I have very fond memories of my grandparents farm in Dixie outside of Walla Walla, Washington. My brother and I spent weeks there every summer from the time I was 6 until 15. And every summer I would spend the beginning of my visit almost ritualisically going through their house and over the property looking at playthings and pictures that had made an impression on me in past years. We moved so much when I was younger that it was a nice feeling to know that their farm was frozen in time. Heck, when I was in college they still had pictures of chickens I had drawn and taped real chicken feathers to on their fridge. Over time I would stop checking in on certain toys I had outgrown in favor of more grown up things but it was a nice feeling to know that I could go to those stuffed animals and games anytime I wanted. One of those things, silly as it sounds, was 3 different decks of playing cards. Why playing cards you ask? My gramma didn't have just any old playing card decks.

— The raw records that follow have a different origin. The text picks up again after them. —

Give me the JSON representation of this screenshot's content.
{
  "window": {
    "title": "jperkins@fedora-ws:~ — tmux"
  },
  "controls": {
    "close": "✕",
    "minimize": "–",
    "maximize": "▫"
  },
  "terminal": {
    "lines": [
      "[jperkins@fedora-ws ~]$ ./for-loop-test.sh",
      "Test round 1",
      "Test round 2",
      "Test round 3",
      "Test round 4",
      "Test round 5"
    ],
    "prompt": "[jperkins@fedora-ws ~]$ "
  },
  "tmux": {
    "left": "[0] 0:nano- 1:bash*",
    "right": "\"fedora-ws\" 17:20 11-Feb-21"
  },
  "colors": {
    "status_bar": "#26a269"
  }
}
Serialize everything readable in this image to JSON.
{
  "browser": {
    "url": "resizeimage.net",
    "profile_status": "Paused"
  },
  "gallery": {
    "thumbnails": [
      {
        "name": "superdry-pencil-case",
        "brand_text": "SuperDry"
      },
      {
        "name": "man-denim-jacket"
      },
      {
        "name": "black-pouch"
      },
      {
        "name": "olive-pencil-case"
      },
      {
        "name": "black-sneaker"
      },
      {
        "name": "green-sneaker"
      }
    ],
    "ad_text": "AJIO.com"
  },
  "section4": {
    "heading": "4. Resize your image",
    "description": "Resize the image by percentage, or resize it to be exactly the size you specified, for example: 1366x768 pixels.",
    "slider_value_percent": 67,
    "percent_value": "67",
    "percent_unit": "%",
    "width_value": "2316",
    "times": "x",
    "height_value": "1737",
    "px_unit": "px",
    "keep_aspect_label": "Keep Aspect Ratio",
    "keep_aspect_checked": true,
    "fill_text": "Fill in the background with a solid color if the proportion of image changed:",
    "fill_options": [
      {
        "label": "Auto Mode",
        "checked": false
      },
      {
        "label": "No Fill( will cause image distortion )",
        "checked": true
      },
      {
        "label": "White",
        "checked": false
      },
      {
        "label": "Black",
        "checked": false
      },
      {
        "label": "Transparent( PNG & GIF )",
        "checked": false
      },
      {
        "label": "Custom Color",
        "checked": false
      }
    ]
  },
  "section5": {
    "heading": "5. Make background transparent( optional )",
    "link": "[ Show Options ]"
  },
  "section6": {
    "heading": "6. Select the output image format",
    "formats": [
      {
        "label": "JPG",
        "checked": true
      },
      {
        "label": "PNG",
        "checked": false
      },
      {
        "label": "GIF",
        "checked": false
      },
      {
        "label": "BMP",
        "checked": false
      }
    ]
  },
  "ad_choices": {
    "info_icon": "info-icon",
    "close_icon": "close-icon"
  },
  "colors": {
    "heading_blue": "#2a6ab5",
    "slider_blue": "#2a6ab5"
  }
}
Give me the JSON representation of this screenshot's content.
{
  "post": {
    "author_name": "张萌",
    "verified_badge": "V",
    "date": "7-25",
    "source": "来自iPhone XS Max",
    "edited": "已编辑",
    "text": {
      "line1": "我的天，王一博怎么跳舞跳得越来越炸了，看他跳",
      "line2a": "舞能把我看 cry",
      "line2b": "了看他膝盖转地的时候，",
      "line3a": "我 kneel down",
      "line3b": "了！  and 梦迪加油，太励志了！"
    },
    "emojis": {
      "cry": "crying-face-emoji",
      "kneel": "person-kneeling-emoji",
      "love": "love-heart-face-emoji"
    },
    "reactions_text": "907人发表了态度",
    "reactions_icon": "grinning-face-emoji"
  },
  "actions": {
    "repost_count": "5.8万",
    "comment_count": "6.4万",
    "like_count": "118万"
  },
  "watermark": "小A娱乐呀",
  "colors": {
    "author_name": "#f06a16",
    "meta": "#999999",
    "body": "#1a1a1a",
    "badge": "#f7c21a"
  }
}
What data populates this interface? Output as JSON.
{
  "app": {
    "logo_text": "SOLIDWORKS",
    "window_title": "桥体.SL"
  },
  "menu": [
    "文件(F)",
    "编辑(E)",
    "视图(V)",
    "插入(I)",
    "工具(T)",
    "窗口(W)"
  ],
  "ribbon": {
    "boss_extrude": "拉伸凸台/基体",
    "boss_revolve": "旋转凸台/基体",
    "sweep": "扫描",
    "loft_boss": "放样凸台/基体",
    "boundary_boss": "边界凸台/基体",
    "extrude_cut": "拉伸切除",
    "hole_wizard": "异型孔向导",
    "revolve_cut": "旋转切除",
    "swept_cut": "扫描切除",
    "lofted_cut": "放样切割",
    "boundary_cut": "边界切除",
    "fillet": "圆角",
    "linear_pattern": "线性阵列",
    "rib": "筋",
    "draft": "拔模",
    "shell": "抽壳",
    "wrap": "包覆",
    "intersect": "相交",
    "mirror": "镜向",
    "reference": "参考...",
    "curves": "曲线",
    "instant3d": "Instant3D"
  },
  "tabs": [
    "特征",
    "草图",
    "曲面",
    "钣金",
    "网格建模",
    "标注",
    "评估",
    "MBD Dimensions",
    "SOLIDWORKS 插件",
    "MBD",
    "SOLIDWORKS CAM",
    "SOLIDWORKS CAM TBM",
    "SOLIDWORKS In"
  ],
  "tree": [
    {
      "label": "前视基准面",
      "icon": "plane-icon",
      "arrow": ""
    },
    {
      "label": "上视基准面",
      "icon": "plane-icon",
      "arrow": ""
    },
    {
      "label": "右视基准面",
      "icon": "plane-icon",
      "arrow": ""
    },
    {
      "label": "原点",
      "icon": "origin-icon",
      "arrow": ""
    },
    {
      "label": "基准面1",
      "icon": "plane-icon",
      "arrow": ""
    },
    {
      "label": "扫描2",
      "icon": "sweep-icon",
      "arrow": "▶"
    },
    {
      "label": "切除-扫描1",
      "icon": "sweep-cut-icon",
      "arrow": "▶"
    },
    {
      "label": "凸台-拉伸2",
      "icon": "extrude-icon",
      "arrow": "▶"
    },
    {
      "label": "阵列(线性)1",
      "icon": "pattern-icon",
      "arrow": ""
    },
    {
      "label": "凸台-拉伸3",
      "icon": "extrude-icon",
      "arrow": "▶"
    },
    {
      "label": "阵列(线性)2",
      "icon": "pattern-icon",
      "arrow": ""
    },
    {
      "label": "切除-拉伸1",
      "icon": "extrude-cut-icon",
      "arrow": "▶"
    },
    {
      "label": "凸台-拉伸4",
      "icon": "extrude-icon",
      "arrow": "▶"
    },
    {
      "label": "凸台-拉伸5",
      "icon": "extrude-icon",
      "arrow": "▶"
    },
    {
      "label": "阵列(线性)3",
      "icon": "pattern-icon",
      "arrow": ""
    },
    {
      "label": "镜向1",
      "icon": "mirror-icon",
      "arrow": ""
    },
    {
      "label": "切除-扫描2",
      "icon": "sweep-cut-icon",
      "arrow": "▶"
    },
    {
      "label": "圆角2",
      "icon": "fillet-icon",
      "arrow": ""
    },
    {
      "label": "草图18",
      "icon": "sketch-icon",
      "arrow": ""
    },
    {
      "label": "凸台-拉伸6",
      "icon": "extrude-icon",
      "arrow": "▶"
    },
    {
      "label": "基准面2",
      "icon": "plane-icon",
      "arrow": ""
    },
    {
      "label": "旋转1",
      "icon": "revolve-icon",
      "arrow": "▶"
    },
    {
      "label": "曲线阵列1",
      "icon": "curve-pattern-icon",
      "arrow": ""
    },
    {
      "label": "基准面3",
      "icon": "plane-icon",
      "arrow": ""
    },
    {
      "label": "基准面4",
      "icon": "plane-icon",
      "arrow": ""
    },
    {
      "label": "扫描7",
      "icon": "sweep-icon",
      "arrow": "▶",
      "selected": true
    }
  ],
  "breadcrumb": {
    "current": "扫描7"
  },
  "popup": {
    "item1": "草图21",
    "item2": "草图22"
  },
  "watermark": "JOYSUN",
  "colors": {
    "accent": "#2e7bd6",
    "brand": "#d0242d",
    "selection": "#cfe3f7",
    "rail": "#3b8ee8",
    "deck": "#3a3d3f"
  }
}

Being from Reno, I was used to casino decks with the edges notched off and plain, old boring casino backs. My gramma's decks had a boy dressed almost like the famous "Blue Boy" painting (except not in blue) with his puppy in a fancy garden, a candle in a unusual candleholder with a little deer standing next to it and this one, a beautiful little blond cherub girl.
When I was little I didn't dare do anything but hold these cards and look at them. They were so crisp and shiny that they were more like works of art then a game. And every year I would open the cabinet they sat in (in their unusual card holder--a two sectioned box with a lift away lid, not at all like the holder you slid your cards into and closed the lid on) to see if they looked like they had been used. I think if they had shown any signs of wear I would have picked them up and played with them. When I got older I would pick up the decks, weed out the ones with the little girl and play Solitaire with them.
My grampa died in 2001 and I made the trek up with my family to clean out the house. My gramma was in a nursing home at this point and wasn't able to give us much in the way of direction as to what to do with her belongings. So we went through and tried to decide what was junk and what meant something to us. And it was hard because I had become attached to a lot of junk in their place over the years. I opened the drawer where she kept her cards. They aren't junk I told myself and scooped them up to put in my box. They're here in my house now and of the three decks, there isn't one complete set. I should throw them away. And they're still there.
So, Lexy saw the two sectioned card holder for the first time a few weeks ago and started to dig. She comes to me with the little girl, "Mommy, is this me?" HA! It *does* look like her. I find it ironic that for years I was drawn to the beautiful little blond girl on the playing card and now the beautiful little blond girl lives with me.